Reporting on its nine-month study of the presidential election process, the Commission on National Elections also proposed making the 1988 general election a national holiday, raising the limit on individual contributions to presidential candidates and simultaneous poll closings in all states.

It rejected the idea of regional primaries. But it urged that the initial primaries and caucuses, now dominated by Iowa and New Hampshire, be made more representative by encouraging states from other regions to hold theirs at the same time.

The commission concluded, however, that for the most part the election process "has served the nation well."

The study recommended at least three presidential candidate debates and said party sponsorship "would strengthen both the process and themselves."

At the presentation of the commission report, Democratic National Chairman Paul G. Kirk Jr. and Republican Chairman Frank J. Fahrenkopf Jr. signed an agreement endorsing party sponsorship of the debates while saying the nominees should make "the ultimate decision" about whether to debate.

The commission report said debates "deserve to be made a permanent part of the presidential election process" and party sponsorship is the best way to institutionalize them.

Dorothy S. Ridings, a commission member and president of the League of Women Voters, which has sponsored the candidate debates in the past, dissented.

She argued that party-sponsored debates "would probably never take place" because they "could be canceled at a moment's notice each time one candidate's demands were not met." She also said it "stretched the imagination to think that significant independent or third party candidates would ever be allowed to participate" in such debates.

Commission cochairman Melvin R. Laird, a former secretary of defense and Republican member of Congress from Wisconsin, countered that "the heat of the kitchen" would force the major parties to include "viable" third-party or independent candidates, such as John Anderson in 1980.

The commission was set up by the Georgetown University Center for Strategic and International Studies under the chairmanship of Laird and former Democratic National Chairman Robert S. Strauss. Members included Kirk, Fahrenkopf, Govs. Charles S. Robb (D) of Virginia and John H. Sununu (R) of New Hampshire, Sens.
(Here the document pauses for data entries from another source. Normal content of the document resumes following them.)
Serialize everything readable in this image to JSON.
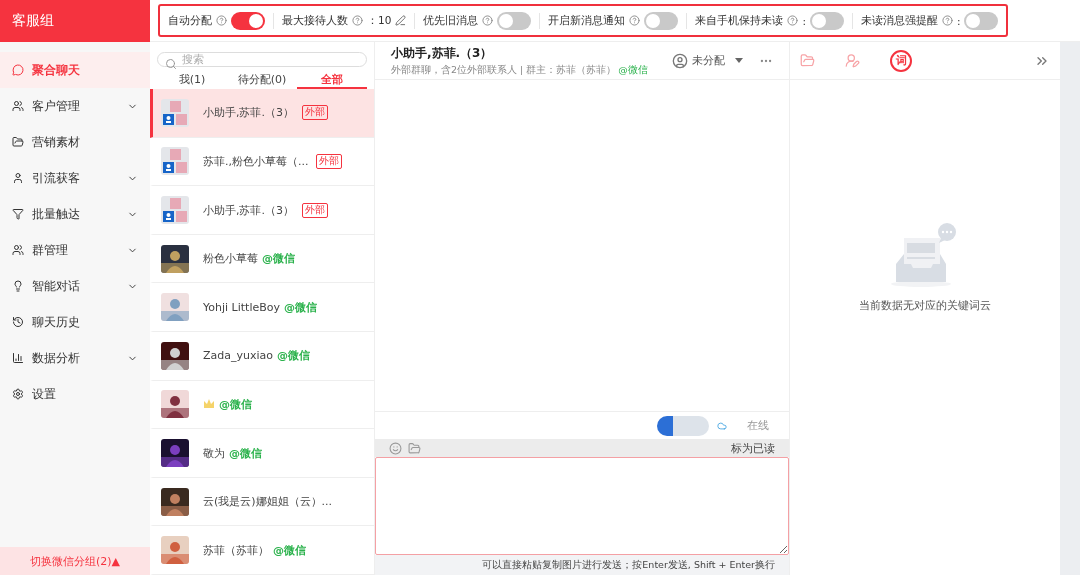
{
  "sidebar": {
    "title": "客服组",
    "items": [
      {
        "label": "聚合聊天",
        "selected": true,
        "expandable": false
      },
      {
        "label": "客户管理",
        "selected": false,
        "expandable": true
      },
      {
        "label": "营销素材",
        "selected": false,
        "expandable": false
      },
      {
        "label": "引流获客",
        "selected": false,
        "expandable": true
      },
      {
        "label": "批量触达",
        "selected": false,
        "expandable": true
      },
      {
        "label": "群管理",
        "selected": false,
        "expandable": true
      },
      {
        "label": "智能对话",
        "selected": false,
        "expandable": true
      },
      {
        "label": "聊天历史",
        "selected": false,
        "expandable": false
      },
      {
        "label": "数据分析",
        "selected": false,
        "expandable": true
      },
      {
        "label": "设置",
        "selected": false,
        "expandable": false
      }
    ],
    "footer": "切换微信分组(2)▲"
  },
  "settings_bar": [
    {
      "kind": "toggle",
      "label": "自动分配",
      "on": true
    },
    {
      "kind": "number",
      "label": "最大接待人数",
      "value": "：10"
    },
    {
      "kind": "toggle",
      "label": "优先旧消息",
      "on": false
    },
    {
      "kind": "toggle",
      "label": "开启新消息通知",
      "on": false
    },
    {
      "kind": "toggle",
      "label": "来自手机保持未读",
      "suffix": ":",
      "on": false
    },
    {
      "kind": "toggle",
      "label": "未读消息强提醒",
      "suffix": ":",
      "on": false
    }
  ],
  "contacts": {
    "search": {
      "placeholder": "搜索"
    },
    "tabs": [
      {
        "label": "我(1)",
        "selected": false
      },
      {
        "label": "待分配(0)",
        "selected": false
      },
      {
        "label": "全部",
        "selected": true
      }
    ],
    "rows": [
      {
        "kind": "group",
        "name": "小助手,苏菲.（3）",
        "tag": "外部",
        "selected": true
      },
      {
        "kind": "group",
        "name": "苏菲.,粉色小草莓（...",
        "tag": "外部",
        "selected": false
      },
      {
        "kind": "group",
        "name": "小助手,苏菲.（3）",
        "tag": "外部",
        "selected": false
      },
      {
        "kind": "person",
        "name": "粉色小草莓",
        "channel": "@微信",
        "selected": false
      },
      {
        "kind": "person",
        "name": "Yohji LittleBoy",
        "channel": "@微信",
        "selected": false
      },
      {
        "kind": "person",
        "name": "Zada_yuxiao",
        "channel": "@微信",
        "selected": false
      },
      {
        "kind": "crown",
        "channel": "@微信",
        "selected": false
      },
      {
        "kind": "person",
        "name": "敬为",
        "channel": "@微信",
        "selected": false
      },
      {
        "kind": "person",
        "name": "云(我是云)娜姐姐（云）...",
        "selected": false
      },
      {
        "kind": "person",
        "name": "苏菲（苏菲）",
        "channel": "@微信",
        "selected": false
      }
    ]
  },
  "chat": {
    "title": "小助手,苏菲.（3）",
    "subtitle": "外部群聊，含2位外部联系人 | 群主：苏菲（苏菲）",
    "channel": "@微信",
    "assignee": "未分配",
    "status": "在线",
    "mark_read": "标为已读",
    "hint": "可以直接粘贴复制图片进行发送；按Enter发送, Shift + Enter换行"
  },
  "right_panel": {
    "tabs": [
      {
        "kind": "folder",
        "selected": false
      },
      {
        "kind": "contact",
        "selected": false
      },
      {
        "kind": "keyword",
        "glyph": "词",
        "selected": true
      }
    ],
    "empty_text": "当前数据无对应的关键词云"
  }
}
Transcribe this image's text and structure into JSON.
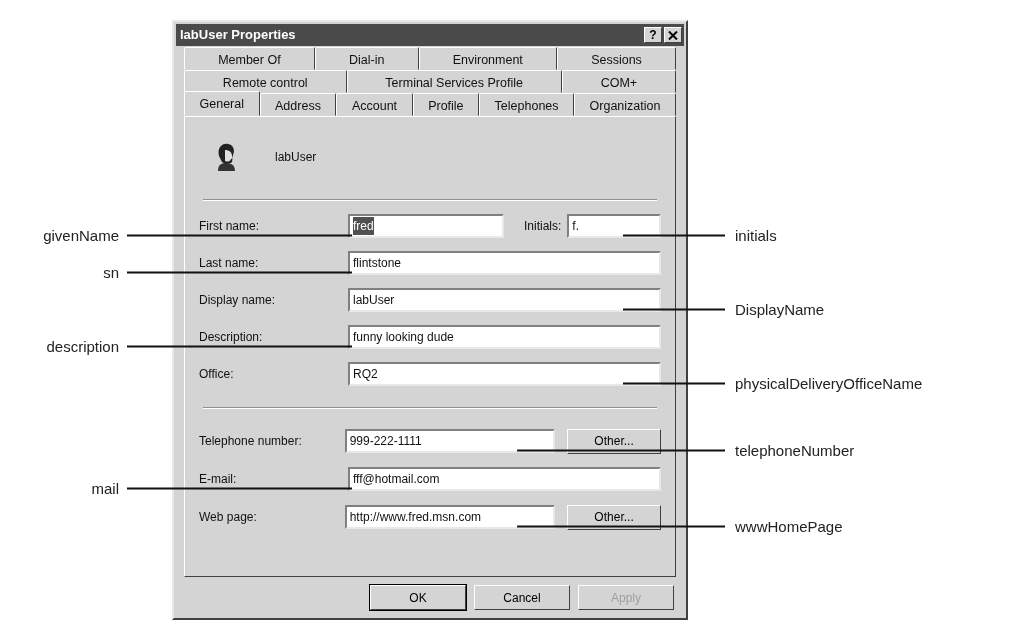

Lloyd Bentsen (D-Tex.) and John Heinz (R-Pa.), Katharine Graham, chairman of The Washington Post Co., Lawrence Grossman, president of NBC News, Roone Arledge, president of ABC News and Sports, AFL-CIO President Lane Kirkland, and elected officials and campaign managers from both parties.

The commission concluded that easier and increased voter registration is the key to Election Day turnout because studies show that 85 percent to 90 percent of registered voters go to the polls, compared with only about 53 percent of eligible voters in the 1984 presidential election.

"The inescapable conclusion is that this nation must do far more to enable every citizen to register to vote," the report said. "The most effective way to increase popular participation in national elections is to ensure that as many citizens as possible are registered."

The report noted that the commission was formed because of "widespread popular concern" about the presidential nominating and election process and the conviction of many of its members that there "are major flaws in the system" such as its length and cost and low voter turnout. It found, however, that after hearing testimony "from a broad range of thoughtful Americans . . . a somewhat different picture emerged" of a reasonably effective process, and it decided the "burden of proof rests on justifying proposals for change."

The report said the cost of presidential elections has gone down "in real terms" because of federal financing since 1972. "The problem of campaign finance has more to do with the amount of time and effort that presidential aspirants must spend in raising money," it concluded. The report urged faster disclosure of campaign contributions and stressed the need for better accounting of "soft money," contributions intended for local party building that often wind up as backdoor contributions to House and Senate candidates.

The commission said presidential campaigns are no longer than in the past, but because of the decline of parties some individual candidates have to "campaign longer and spend more money to become known.